[[ THE RECORDS open ]]

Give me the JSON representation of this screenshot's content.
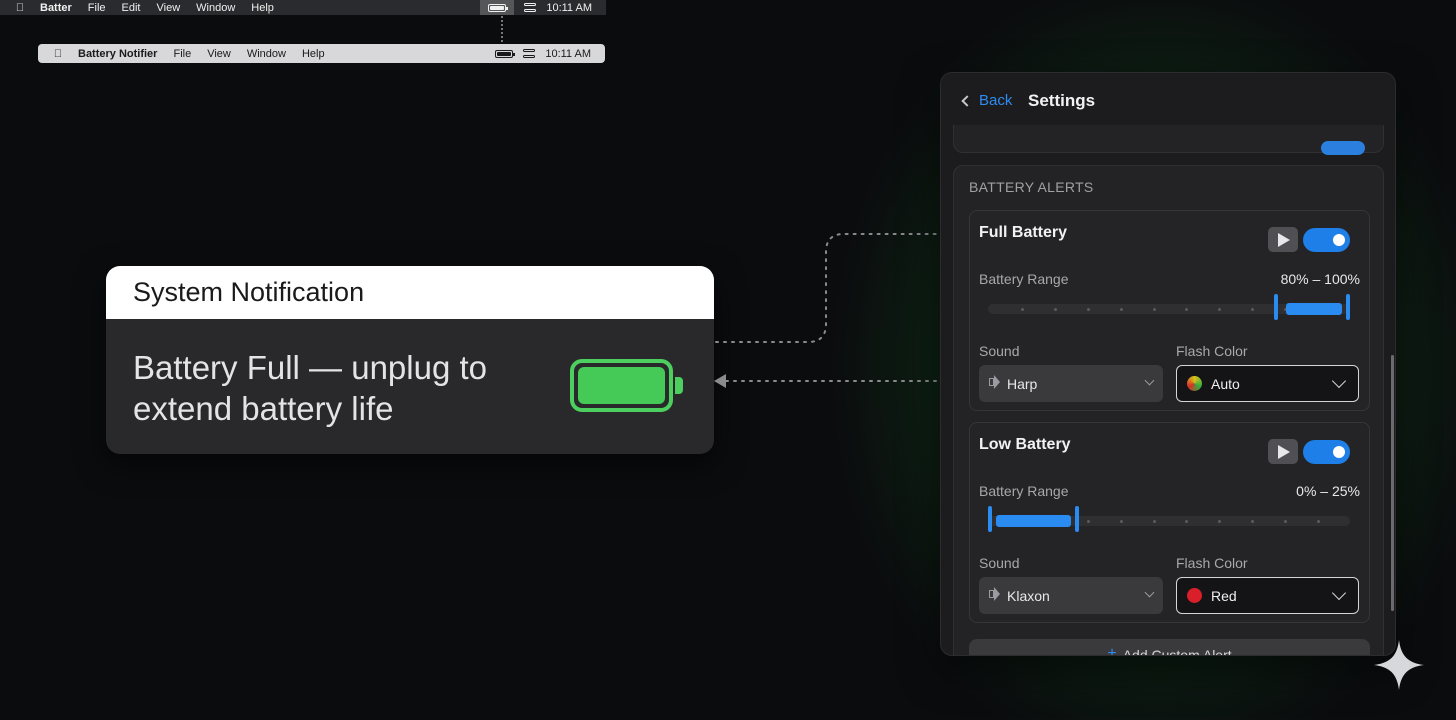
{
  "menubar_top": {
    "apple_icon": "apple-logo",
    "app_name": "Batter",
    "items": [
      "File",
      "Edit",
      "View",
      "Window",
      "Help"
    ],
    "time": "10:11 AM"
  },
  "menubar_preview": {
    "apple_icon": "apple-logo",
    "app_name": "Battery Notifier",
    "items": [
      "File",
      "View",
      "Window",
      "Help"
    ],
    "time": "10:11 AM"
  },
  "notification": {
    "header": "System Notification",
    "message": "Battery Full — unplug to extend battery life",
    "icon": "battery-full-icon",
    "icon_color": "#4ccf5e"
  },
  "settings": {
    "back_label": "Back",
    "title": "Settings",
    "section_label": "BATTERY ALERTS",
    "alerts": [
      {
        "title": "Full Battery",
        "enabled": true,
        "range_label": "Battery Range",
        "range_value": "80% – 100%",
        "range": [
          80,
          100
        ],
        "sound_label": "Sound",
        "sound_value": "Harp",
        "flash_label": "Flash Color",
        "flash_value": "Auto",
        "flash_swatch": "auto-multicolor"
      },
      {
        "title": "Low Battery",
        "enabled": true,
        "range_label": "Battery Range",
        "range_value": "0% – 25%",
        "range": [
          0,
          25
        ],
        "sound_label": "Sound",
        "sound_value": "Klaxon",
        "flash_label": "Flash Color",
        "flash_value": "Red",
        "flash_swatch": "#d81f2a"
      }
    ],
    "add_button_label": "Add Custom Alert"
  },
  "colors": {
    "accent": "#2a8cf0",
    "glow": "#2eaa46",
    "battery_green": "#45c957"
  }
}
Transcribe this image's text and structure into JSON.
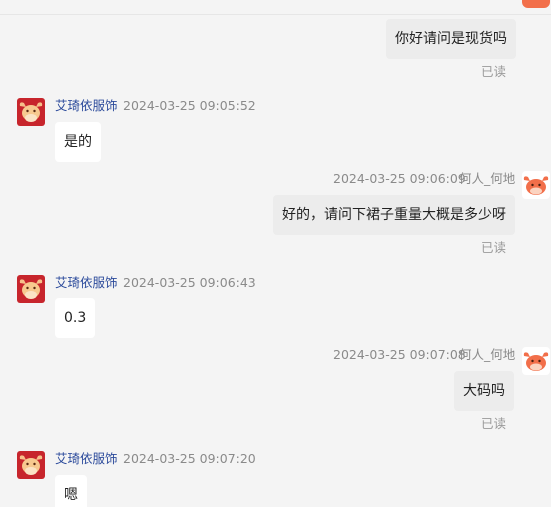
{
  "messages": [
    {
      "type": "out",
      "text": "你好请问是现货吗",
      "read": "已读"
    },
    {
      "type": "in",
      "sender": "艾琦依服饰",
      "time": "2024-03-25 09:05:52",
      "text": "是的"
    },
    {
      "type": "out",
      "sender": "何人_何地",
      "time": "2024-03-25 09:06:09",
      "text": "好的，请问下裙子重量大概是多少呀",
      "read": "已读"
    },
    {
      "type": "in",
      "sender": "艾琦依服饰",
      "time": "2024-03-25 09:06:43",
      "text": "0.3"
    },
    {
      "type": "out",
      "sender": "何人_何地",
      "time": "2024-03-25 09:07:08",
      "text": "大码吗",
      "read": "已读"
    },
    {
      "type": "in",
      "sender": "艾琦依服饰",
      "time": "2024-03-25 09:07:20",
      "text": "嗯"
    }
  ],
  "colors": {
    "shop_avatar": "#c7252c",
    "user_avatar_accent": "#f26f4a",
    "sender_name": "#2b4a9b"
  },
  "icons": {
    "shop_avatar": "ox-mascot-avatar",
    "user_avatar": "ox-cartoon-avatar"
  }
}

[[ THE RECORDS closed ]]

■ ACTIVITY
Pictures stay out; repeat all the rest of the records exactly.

■ ANSWER BOX
Give me the JSON representation of this screenshot's content.
{
  "menubar_top": {
    "apple_icon": "apple-logo",
    "app_name": "Batter",
    "items": [
      "File",
      "Edit",
      "View",
      "Window",
      "Help"
    ],
    "time": "10:11 AM"
  },
  "menubar_preview": {
    "apple_icon": "apple-logo",
    "app_name": "Battery Notifier",
    "items": [
      "File",
      "View",
      "Window",
      "Help"
    ],
    "time": "10:11 AM"
  },
  "notification": {
    "header": "System Notification",
    "message": "Battery Full — unplug to extend battery life",
    "icon": "battery-full-icon",
    "icon_color": "#4ccf5e"
  },
  "settings": {
    "back_label": "Back",
    "title": "Settings",
    "section_label": "BATTERY ALERTS",
    "alerts": [
      {
        "title": "Full Battery",
        "enabled": true,
        "range_label": "Battery Range",
        "range_value": "80% – 100%",
        "range": [
          80,
          100
        ],
        "sound_label": "Sound",
        "sound_value": "Harp",
        "flash_label": "Flash Color",
        "flash_value": "Auto",
        "flash_swatch": "auto-multicolor"
      },
      {
        "title": "Low Battery",
        "enabled": true,
        "range_label": "Battery Range",
        "range_value": "0% – 25%",
        "range": [
          0,
          25
        ],
        "sound_label": "Sound",
        "sound_value": "Klaxon",
        "flash_label": "Flash Color",
        "flash_value": "Red",
        "flash_swatch": "#d81f2a"
      }
    ],
    "add_button_label": "Add Custom Alert"
  },
  "colors": {
    "accent": "#2a8cf0",
    "glow": "#2eaa46",
    "battery_green": "#45c957"
  }
}
Transcribe this image's text and structure into JSON.
{
  "messages": [
    {
      "type": "out",
      "text": "你好请问是现货吗",
      "read": "已读"
    },
    {
      "type": "in",
      "sender": "艾琦依服饰",
      "time": "2024-03-25 09:05:52",
      "text": "是的"
    },
    {
      "type": "out",
      "sender": "何人_何地",
      "time": "2024-03-25 09:06:09",
      "text": "好的，请问下裙子重量大概是多少呀",
      "read": "已读"
    },
    {
      "type": "in",
      "sender": "艾琦依服饰",
      "time": "2024-03-25 09:06:43",
      "text": "0.3"
    },
    {
      "type": "out",
      "sender": "何人_何地",
      "time": "2024-03-25 09:07:08",
      "text": "大码吗",
      "read": "已读"
    },
    {
      "type": "in",
      "sender": "艾琦依服饰",
      "time": "2024-03-25 09:07:20",
      "text": "嗯"
    }
  ],
  "colors": {
    "shop_avatar": "#c7252c",
    "user_avatar_accent": "#f26f4a",
    "sender_name": "#2b4a9b"
  },
  "icons": {
    "shop_avatar": "ox-mascot-avatar",
    "user_avatar": "ox-cartoon-avatar"
  }
}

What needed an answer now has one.